From ''La Collectioneuse'' (1967), in which he was able to move from black-and-white to color, to ''Autumn Tale'' in 1998, Mr. Rohmer's films have refused to date. Yes, the haircuts and fashions alter somewhat, and the technological environment changes perceptibly, but the basic shape of civilization -- in particular its sexual mores and idioms of feeling -- seems remarkably constant, and seems, moreover, to be observed with almost documentary naturalism. Mr. Rohmer's casting of nonprofessional actors and his disdain for showy camera techniques and background music disguise the crystalline artifice of his plots, which becomes apparent only in retrospect.
Just as the world they depict is, for all its hectic quotidian rhythms, governed by invisible norms and patterns of behavior, so are the films, for all the breezy haphazardness with which they unfold, governed by a fierce formal intelligence and a classical sense of symmetry. In the late 60's and early 70's, directors like Jean-Luc Godard, Pier Paolo Pasolini and François Truffaut (in ''Day for Night'') argued that cinema should self-consciously reflect on its own techniques and procedures. Mr. Rohmer preferred to transfer this self-reflexiveness to his characters, and to maintain an illusion of transparency and detachment.
But this illusion is sustained by a remarkable sense of spatial composition and narrative symmetry -- the invisible source of the perfection that is Mr. Rohmer's critical legacy. ''Chloe in the Afternoon'' (1971), for example, unfolds out of the daydreams and random encounters of Frédéric, a prosperous young businessman who is devoted to his wife, Hélène, and their children, but nonetheless tempted by the wild vulnerability of Chloe, the ex-lover of an old friend, who turns up unexpectedly in Frédéric's office. The middle sections of the film follow their friendship as it develops, in the course of lunches and shopping excursions, into something riskier.
What appear at first to be the trivial occurrences of ordinary life turn out to be subtle motifs. In both the film's opening and its climax, a woman -- first Hélène, then Chloe -- emerges naked from her shower into Frédéric's embrace. The offhand words the characters exchange -- Hélène warns Frédéric against getting wet; Chloe assures him that water won't stain his clothes -- turn out to be loaded with psychological subtext, and the movie's moment of moral crisis is the result of Frédéric's fondness for turtleneck sweaters. Midway through the movie, he pulls his turtleneck up around his ears to make funny faces at his infant son. Later, in the midst of undressing, about to make love with Chloe, he catches sight of himself in the mirror with his shirt in the same position, and flees without a word.
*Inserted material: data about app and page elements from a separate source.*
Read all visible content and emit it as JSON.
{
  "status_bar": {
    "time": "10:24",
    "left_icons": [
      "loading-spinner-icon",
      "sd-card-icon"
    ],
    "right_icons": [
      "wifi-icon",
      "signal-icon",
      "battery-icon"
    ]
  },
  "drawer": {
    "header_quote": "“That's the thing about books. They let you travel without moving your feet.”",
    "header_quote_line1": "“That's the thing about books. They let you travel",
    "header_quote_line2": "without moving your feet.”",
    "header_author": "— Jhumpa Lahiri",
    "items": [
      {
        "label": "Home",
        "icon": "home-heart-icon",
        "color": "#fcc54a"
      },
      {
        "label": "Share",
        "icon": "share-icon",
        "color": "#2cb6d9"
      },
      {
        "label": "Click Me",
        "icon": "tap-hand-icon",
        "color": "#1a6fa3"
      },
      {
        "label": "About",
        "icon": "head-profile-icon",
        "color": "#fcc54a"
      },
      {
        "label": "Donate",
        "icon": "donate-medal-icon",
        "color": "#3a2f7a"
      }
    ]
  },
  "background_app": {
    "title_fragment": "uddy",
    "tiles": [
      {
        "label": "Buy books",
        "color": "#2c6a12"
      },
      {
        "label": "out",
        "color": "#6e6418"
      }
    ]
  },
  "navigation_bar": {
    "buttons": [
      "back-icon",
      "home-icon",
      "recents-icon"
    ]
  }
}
There is a comical absurdity to this scene, as there is to the perfect, color-coordinated pairing off that concludes ''Boyfriends and Girlfriends'' (''L'Ami de mon Amie,'' 1987), in which the woman in the green dress ends up with the man in the blue shirt and the woman in the blue blouse goes off with the man in green -- but also a surprising emotional charge. Frédéric and Hélène shed real tears at the end of ''Chloe in the Afternoon'' -- tears of relief, compassion and estrangement. For all his light-hearted sense of comedy and complication, such estrangement, the sense that modern relationships are at bottom the persistence of failed connections, is at the heart of Mr. Rohmer's perfect vision of an imperfect world.
Stills from Chloe in the Afternoon: